------ DATA EXCERPTS

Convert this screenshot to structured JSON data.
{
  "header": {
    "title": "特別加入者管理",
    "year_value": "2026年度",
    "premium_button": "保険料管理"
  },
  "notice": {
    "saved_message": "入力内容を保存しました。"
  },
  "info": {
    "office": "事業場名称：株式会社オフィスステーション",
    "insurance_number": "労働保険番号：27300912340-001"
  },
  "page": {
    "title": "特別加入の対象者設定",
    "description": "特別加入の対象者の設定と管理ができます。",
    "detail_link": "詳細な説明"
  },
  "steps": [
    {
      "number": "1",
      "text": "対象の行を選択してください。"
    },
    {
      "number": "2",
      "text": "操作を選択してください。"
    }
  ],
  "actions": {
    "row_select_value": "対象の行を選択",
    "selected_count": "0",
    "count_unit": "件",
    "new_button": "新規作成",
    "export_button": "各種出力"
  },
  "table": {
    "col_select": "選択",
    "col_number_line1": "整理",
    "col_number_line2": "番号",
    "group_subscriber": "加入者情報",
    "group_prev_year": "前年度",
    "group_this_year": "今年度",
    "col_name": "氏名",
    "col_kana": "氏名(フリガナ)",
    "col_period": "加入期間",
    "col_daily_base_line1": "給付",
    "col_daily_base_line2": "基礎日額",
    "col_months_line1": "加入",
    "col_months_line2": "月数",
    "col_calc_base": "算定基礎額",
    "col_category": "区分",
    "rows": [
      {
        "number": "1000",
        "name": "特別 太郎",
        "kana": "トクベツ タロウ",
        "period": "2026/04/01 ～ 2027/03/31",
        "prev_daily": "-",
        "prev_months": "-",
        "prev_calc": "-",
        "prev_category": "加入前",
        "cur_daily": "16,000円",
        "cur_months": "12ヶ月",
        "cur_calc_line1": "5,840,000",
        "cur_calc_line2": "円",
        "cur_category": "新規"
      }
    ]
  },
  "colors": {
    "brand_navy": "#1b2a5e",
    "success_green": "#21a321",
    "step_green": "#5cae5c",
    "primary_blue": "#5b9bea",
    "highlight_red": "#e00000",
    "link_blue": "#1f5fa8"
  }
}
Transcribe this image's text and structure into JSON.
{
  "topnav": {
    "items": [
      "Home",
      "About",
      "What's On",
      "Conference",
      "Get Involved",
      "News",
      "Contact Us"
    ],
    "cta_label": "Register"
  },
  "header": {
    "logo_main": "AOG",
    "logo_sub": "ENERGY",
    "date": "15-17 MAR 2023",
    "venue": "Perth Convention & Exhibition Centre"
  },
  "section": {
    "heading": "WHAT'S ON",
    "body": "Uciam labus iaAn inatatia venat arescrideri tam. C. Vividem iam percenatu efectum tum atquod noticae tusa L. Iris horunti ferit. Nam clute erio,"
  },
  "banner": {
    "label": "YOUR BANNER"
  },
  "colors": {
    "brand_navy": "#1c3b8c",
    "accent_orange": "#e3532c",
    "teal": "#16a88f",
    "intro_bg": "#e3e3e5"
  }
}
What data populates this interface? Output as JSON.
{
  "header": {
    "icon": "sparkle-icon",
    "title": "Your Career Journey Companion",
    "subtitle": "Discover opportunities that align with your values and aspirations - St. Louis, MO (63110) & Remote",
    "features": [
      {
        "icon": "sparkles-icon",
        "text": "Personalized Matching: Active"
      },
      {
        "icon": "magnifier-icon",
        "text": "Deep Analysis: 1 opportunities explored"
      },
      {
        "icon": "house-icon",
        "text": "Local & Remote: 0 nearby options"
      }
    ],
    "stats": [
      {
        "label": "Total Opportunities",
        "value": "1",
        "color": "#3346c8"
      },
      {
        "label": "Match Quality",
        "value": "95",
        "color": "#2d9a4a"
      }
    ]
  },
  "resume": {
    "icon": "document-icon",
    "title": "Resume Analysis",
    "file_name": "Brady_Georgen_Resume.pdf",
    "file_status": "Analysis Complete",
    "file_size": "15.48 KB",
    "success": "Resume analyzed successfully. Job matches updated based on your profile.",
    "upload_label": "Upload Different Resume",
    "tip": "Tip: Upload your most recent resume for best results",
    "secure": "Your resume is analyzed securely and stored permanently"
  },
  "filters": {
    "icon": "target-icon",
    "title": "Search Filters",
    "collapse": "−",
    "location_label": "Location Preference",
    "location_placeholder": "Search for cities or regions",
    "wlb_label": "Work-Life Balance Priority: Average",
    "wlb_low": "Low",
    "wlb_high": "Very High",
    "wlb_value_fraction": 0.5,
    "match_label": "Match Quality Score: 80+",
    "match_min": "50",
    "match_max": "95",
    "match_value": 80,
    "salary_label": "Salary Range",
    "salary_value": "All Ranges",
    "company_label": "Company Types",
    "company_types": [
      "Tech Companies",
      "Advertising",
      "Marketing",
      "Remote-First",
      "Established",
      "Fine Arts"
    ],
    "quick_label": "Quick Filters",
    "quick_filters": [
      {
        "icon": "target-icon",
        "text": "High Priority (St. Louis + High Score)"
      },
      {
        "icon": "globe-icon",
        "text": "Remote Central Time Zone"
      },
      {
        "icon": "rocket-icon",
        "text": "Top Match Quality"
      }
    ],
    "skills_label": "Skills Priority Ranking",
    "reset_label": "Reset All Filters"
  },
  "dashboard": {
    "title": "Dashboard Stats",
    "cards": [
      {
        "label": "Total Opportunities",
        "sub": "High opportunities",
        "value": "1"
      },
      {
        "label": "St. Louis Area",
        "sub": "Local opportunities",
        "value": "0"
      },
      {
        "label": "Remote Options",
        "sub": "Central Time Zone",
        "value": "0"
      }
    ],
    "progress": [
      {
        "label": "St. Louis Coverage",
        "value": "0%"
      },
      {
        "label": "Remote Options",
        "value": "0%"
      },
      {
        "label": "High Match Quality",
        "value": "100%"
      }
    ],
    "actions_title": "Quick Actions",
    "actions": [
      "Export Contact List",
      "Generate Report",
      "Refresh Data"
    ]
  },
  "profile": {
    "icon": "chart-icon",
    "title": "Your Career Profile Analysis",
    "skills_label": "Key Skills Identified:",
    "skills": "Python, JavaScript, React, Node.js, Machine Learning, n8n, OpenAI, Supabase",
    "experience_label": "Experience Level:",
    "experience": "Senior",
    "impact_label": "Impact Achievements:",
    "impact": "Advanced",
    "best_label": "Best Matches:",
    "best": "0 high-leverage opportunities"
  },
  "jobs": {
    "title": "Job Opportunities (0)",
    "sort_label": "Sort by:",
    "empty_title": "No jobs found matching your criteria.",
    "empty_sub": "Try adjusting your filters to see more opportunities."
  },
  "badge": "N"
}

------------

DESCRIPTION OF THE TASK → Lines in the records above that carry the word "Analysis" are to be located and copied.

RESPONSE BELOW →
        "text": "Deep Analysis: 1 opportunities explored"
    "title": "Resume Analysis",
    "file_status": "Analysis Complete",
    "title": "Your Career Profile Analysis",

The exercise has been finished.